• _TASK TO COMPLETE_: What is the number of lines in this listing that include "drivers"? Answer with that number only.
◇ ◇ ◇ ◇ ◇
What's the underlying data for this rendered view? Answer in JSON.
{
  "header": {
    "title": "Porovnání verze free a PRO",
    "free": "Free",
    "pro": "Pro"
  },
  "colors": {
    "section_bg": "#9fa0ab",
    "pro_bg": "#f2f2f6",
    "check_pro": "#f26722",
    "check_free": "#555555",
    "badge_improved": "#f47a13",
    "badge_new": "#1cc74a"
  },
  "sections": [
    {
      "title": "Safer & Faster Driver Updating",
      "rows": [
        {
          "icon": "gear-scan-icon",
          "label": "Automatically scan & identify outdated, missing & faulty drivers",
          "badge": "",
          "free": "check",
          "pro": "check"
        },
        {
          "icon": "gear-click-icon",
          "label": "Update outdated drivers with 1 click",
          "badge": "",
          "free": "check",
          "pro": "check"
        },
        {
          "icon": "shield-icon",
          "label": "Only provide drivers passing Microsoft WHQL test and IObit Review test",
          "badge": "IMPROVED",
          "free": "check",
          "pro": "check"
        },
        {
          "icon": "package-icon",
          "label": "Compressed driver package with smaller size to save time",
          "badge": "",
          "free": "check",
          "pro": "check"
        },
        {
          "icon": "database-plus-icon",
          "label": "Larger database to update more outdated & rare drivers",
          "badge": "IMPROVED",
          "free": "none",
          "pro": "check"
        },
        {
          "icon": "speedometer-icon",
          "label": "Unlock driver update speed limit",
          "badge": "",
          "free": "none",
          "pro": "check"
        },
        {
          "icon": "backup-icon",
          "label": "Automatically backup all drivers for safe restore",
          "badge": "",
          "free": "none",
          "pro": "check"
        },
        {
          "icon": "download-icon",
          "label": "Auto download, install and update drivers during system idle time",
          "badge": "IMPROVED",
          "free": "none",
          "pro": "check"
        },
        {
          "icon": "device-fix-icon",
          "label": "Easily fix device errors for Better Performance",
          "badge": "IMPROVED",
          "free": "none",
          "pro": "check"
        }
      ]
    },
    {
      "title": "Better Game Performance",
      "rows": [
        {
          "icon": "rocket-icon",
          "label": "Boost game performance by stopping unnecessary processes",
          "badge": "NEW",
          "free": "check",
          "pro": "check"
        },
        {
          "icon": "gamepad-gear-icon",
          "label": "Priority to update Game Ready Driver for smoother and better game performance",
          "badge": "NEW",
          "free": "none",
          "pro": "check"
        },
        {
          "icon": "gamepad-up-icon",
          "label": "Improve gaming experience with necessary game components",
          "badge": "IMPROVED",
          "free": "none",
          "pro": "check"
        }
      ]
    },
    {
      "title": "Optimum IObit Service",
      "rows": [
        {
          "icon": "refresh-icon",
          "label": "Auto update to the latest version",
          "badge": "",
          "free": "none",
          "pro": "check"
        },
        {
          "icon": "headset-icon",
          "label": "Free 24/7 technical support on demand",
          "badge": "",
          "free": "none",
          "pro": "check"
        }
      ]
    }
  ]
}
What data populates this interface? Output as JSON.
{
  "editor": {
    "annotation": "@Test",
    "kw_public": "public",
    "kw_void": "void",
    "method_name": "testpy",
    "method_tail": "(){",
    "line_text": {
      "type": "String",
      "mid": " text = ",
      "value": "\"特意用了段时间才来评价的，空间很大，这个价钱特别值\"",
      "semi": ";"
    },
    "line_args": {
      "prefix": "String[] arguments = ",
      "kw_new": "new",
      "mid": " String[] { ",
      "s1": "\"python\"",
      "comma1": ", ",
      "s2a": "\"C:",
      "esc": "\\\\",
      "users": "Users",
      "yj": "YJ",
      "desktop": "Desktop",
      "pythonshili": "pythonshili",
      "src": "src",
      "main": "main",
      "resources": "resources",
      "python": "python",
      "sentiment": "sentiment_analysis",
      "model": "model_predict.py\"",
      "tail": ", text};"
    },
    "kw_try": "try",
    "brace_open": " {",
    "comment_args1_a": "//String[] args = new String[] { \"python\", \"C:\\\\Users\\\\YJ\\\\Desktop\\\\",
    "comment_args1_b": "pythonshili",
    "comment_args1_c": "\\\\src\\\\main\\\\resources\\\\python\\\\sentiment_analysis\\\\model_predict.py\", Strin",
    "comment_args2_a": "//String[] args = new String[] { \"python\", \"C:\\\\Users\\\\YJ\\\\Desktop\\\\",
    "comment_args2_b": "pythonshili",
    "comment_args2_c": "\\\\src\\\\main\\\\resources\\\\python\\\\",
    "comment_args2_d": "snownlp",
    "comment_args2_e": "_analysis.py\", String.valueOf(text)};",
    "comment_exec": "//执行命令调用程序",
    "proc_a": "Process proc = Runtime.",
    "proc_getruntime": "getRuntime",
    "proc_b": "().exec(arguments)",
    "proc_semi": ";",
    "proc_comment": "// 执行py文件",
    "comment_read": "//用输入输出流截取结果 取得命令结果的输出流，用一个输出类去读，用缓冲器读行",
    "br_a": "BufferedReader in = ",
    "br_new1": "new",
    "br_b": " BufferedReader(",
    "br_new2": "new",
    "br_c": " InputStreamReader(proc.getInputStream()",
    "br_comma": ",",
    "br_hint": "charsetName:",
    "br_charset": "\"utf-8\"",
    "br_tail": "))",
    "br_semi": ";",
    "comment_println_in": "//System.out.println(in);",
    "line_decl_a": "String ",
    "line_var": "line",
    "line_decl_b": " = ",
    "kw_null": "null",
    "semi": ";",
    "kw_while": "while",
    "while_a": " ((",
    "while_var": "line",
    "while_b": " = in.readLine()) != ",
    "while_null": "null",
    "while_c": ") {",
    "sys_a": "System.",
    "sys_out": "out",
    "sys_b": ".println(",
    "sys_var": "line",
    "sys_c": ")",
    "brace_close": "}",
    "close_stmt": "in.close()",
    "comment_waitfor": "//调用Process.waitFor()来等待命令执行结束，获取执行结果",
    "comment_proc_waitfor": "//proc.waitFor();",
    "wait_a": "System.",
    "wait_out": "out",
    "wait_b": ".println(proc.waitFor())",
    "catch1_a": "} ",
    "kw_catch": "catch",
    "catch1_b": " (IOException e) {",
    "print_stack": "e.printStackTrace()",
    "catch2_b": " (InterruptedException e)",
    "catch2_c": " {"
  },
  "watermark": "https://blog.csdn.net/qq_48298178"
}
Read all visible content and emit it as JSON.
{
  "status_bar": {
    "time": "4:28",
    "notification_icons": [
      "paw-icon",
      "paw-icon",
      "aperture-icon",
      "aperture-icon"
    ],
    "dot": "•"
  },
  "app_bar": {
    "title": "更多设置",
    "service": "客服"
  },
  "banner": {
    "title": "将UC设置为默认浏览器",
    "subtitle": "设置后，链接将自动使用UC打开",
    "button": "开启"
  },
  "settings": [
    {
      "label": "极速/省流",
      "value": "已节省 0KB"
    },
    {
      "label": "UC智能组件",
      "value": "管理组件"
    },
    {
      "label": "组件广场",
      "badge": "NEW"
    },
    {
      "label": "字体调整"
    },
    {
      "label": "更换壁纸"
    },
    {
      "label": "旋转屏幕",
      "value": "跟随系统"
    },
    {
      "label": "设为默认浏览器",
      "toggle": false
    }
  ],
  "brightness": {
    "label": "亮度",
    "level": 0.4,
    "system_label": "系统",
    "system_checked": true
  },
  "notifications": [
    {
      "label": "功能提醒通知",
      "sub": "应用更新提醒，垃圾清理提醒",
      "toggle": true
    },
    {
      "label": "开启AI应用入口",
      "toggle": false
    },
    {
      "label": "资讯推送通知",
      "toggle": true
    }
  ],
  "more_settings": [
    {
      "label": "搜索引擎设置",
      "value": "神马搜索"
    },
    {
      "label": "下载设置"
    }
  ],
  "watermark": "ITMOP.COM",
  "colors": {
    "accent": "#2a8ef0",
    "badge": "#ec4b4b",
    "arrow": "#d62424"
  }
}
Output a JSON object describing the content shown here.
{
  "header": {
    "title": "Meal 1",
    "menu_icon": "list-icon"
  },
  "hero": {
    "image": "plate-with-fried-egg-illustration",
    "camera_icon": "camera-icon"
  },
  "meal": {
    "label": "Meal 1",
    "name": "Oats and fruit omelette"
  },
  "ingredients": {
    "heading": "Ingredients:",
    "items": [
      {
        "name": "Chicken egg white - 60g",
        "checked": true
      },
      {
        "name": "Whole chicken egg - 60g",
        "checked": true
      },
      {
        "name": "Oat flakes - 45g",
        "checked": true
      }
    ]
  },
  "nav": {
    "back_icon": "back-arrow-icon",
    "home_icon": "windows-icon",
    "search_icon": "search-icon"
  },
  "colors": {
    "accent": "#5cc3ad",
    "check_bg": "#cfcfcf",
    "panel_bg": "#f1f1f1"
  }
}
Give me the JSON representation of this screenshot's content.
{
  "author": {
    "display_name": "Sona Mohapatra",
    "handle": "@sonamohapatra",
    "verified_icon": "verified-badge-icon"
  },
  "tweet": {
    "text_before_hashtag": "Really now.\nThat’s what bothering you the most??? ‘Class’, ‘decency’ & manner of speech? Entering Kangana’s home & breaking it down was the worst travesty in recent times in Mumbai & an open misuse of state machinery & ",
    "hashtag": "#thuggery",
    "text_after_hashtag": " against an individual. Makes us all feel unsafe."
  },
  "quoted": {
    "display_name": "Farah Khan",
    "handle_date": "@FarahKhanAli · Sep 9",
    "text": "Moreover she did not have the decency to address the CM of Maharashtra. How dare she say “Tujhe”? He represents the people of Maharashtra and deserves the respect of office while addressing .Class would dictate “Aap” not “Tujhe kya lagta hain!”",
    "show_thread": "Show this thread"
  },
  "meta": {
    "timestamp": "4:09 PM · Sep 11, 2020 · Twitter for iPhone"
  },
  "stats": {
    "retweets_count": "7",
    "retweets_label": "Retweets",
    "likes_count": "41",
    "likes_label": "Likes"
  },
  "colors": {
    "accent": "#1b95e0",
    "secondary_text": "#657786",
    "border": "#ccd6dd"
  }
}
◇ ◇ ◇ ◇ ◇
• _SOLVED PROBLEM_: 6